Entries from a dataset of interfaces
....
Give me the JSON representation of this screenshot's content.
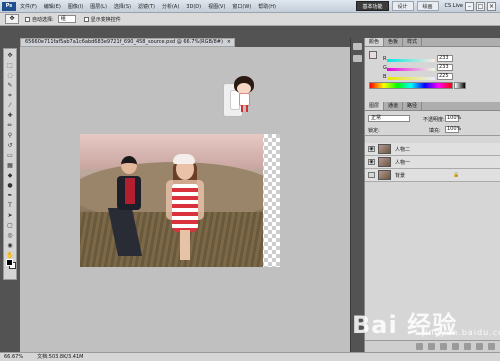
{
  "app": {
    "logo": "Ps",
    "menu": [
      "文件(F)",
      "编辑(E)",
      "图像(I)",
      "图层(L)",
      "选择(S)",
      "滤镜(T)",
      "分析(A)",
      "3D(D)",
      "视图(V)",
      "窗口(W)",
      "帮助(H)"
    ],
    "workspaces": [
      "基本功能",
      "设计",
      "绘画"
    ],
    "active_workspace": "基本功能",
    "cs_live": "CS Live"
  },
  "options": {
    "auto_select_label": "自动选择:",
    "auto_select_value": "组",
    "show_transform_label": "显示变换控件"
  },
  "document": {
    "tab_title": "65660e711faf5ab7a1c6abd683e9721f_690_458_source.psd @ 66.7%(RGB/8#)",
    "close": "×"
  },
  "status": {
    "zoom": "66.67%",
    "doc_size": "文档:503.8K/3.41M"
  },
  "color_panel": {
    "tabs": [
      "颜色",
      "色板",
      "样式"
    ],
    "sliders": [
      {
        "label": "R",
        "value": "233"
      },
      {
        "label": "G",
        "value": "233"
      },
      {
        "label": "B",
        "value": "225"
      }
    ]
  },
  "layers_panel": {
    "tabs": [
      "图层",
      "通道",
      "路径"
    ],
    "blend_mode": "正常",
    "opacity_label": "不透明度:",
    "opacity_value": "100%",
    "lock_label": "锁定:",
    "fill_label": "填充:",
    "fill_value": "100%",
    "layers": [
      {
        "name": "人物二",
        "visible": true,
        "locked": false
      },
      {
        "name": "人物一",
        "visible": true,
        "locked": false
      },
      {
        "name": "背景",
        "visible": false,
        "locked": true
      }
    ]
  },
  "watermark": {
    "brand": "Bai 经验",
    "sub": "jingyan.baidu.com"
  }
}
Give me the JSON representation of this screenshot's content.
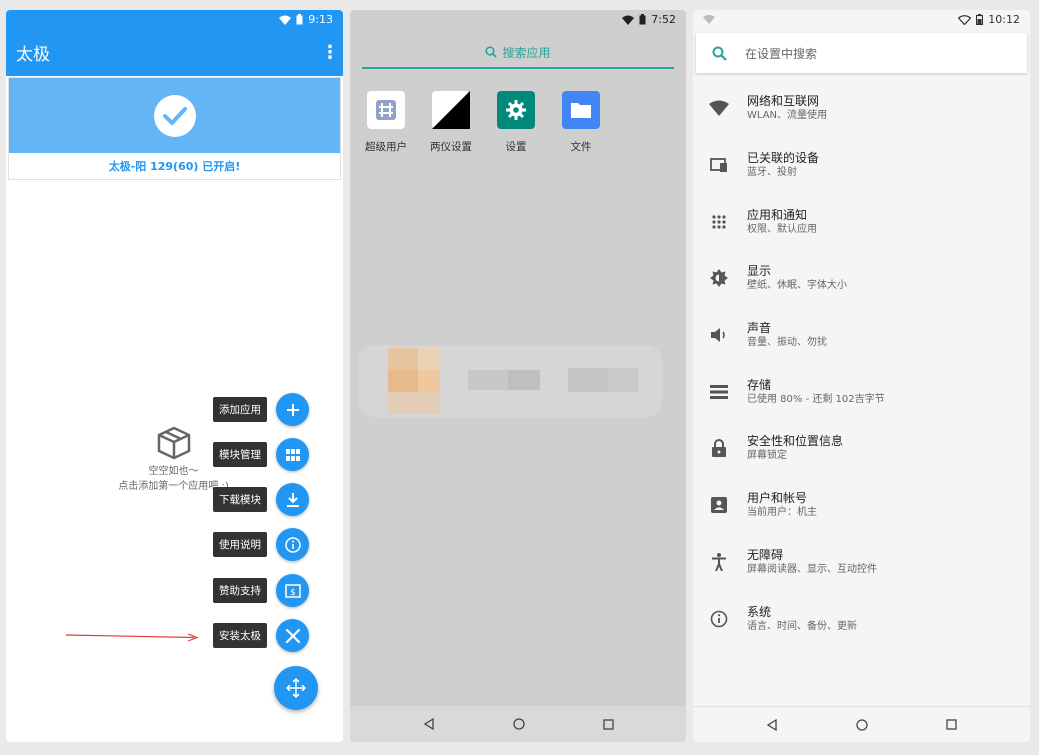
{
  "phone1": {
    "status_time": "9:13",
    "app_title": "太极",
    "status_message": "太极-阳 129(60) 已开启!",
    "empty_line1": "空空如也～",
    "empty_line2": "点击添加第一个应用吧 :)",
    "fab_actions": [
      {
        "label": "添加应用",
        "icon": "plus-icon"
      },
      {
        "label": "模块管理",
        "icon": "grid-icon"
      },
      {
        "label": "下载模块",
        "icon": "download-icon"
      },
      {
        "label": "使用说明",
        "icon": "info-icon"
      },
      {
        "label": "赞助支持",
        "icon": "money-icon"
      },
      {
        "label": "安装太极",
        "icon": "tools-icon"
      }
    ],
    "colors": {
      "primary": "#2196f3",
      "banner": "#64b5f6",
      "arrow": "#e53935"
    }
  },
  "phone2": {
    "status_time": "7:52",
    "search_label": "搜索应用",
    "apps": [
      {
        "label": "超级用户",
        "icon": "superuser-icon"
      },
      {
        "label": "两仪设置",
        "icon": "liangyi-icon"
      },
      {
        "label": "设置",
        "icon": "settings-gear-icon"
      },
      {
        "label": "文件",
        "icon": "folder-icon"
      }
    ],
    "colors": {
      "accent": "#26a69a"
    }
  },
  "phone3": {
    "status_time": "10:12",
    "search_placeholder": "在设置中搜索",
    "items": [
      {
        "title": "网络和互联网",
        "subtitle": "WLAN、流量使用",
        "icon": "wifi-icon"
      },
      {
        "title": "已关联的设备",
        "subtitle": "蓝牙、投射",
        "icon": "devices-icon"
      },
      {
        "title": "应用和通知",
        "subtitle": "权限、默认应用",
        "icon": "apps-icon"
      },
      {
        "title": "显示",
        "subtitle": "壁纸、休眠、字体大小",
        "icon": "brightness-icon"
      },
      {
        "title": "声音",
        "subtitle": "音量、振动、勿扰",
        "icon": "volume-icon"
      },
      {
        "title": "存储",
        "subtitle": "已使用 80% - 还剩 102吉字节",
        "icon": "storage-icon"
      },
      {
        "title": "安全性和位置信息",
        "subtitle": "屏幕锁定",
        "icon": "lock-icon"
      },
      {
        "title": "用户和帐号",
        "subtitle": "当前用户：机主",
        "icon": "account-icon"
      },
      {
        "title": "无障碍",
        "subtitle": "屏幕阅读器、显示、互动控件",
        "icon": "accessibility-icon"
      },
      {
        "title": "系统",
        "subtitle": "语言、时间、备份、更新",
        "icon": "info-icon"
      }
    ],
    "colors": {
      "accent": "#26a69a"
    }
  }
}
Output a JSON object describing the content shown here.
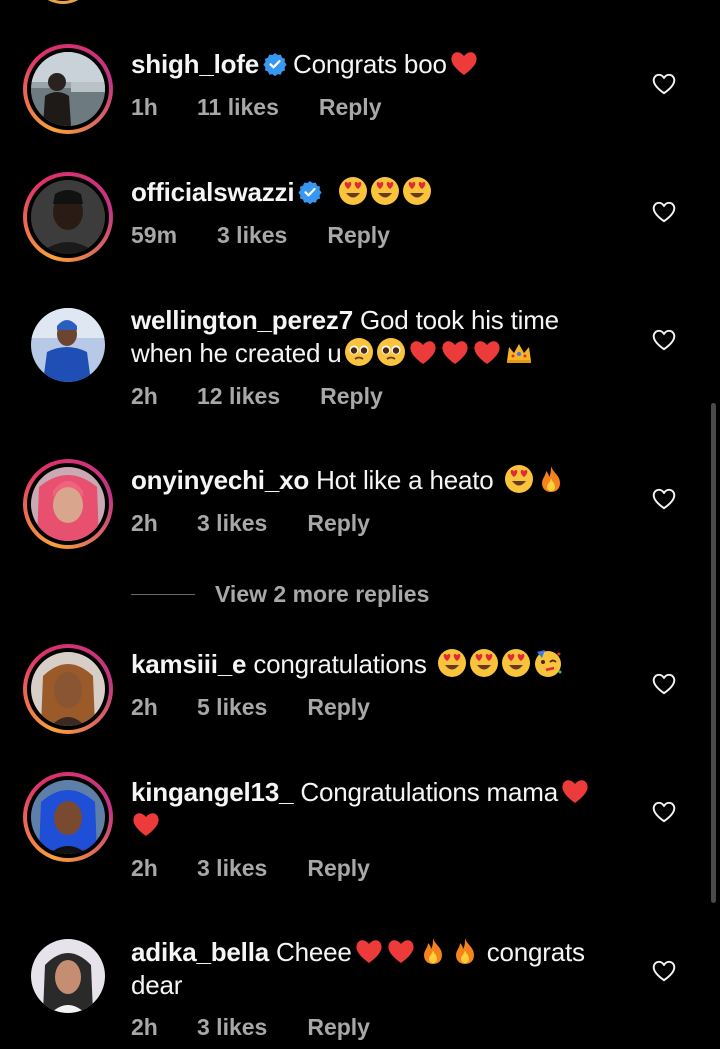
{
  "colors": {
    "background": "#000000",
    "text_primary": "#f5f5f5",
    "text_secondary": "#a8a8a8",
    "verified_blue": "#3897f0",
    "heart_red": "#ed3b3b",
    "story_ring_start": "#f8a13a",
    "story_ring_end": "#c13584"
  },
  "comments": [
    {
      "username": "shigh_lofe",
      "verified": true,
      "text": "Congrats boo",
      "emojis": [
        "red-heart"
      ],
      "time": "1h",
      "likes": "11 likes",
      "reply": "Reply",
      "story_ring": true
    },
    {
      "username": "officialswazzi",
      "verified": true,
      "text": "",
      "emojis": [
        "heart-eyes",
        "heart-eyes",
        "heart-eyes"
      ],
      "time": "59m",
      "likes": "3 likes",
      "reply": "Reply",
      "story_ring": true
    },
    {
      "username": "wellington_perez7",
      "verified": false,
      "text_line1": "God took his time",
      "text_line2": "when he created u",
      "emojis": [
        "pleading-face",
        "pleading-face",
        "red-heart",
        "red-heart",
        "red-heart",
        "crown"
      ],
      "time": "2h",
      "likes": "12 likes",
      "reply": "Reply",
      "story_ring": false
    },
    {
      "username": "onyinyechi_xo",
      "verified": false,
      "text": "Hot like a heato",
      "emojis": [
        "heart-eyes",
        "fire"
      ],
      "time": "2h",
      "likes": "3 likes",
      "reply": "Reply",
      "story_ring": true
    },
    {
      "username": "kamsiii_e",
      "verified": false,
      "text": "congratulations",
      "emojis": [
        "heart-eyes",
        "heart-eyes",
        "heart-eyes",
        "partying-face"
      ],
      "time": "2h",
      "likes": "5 likes",
      "reply": "Reply",
      "story_ring": true
    },
    {
      "username": "kingangel13_",
      "verified": false,
      "text": "Congratulations mama",
      "emojis": [
        "red-heart",
        "red-heart"
      ],
      "time": "2h",
      "likes": "3 likes",
      "reply": "Reply",
      "story_ring": true
    },
    {
      "username": "adika_bella",
      "verified": false,
      "text_part1": "Cheee",
      "text_part2": "congrats",
      "text_part3": "dear",
      "emojis": [
        "red-heart",
        "red-heart",
        "fire",
        "fire"
      ],
      "time": "2h",
      "likes": "3 likes",
      "reply": "Reply",
      "story_ring": false
    }
  ],
  "view_more_replies": "View 2 more replies",
  "icons": {
    "verified": "verified-badge-icon",
    "like": "heart-outline-icon"
  }
}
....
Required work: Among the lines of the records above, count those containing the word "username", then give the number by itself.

Exercise response: 7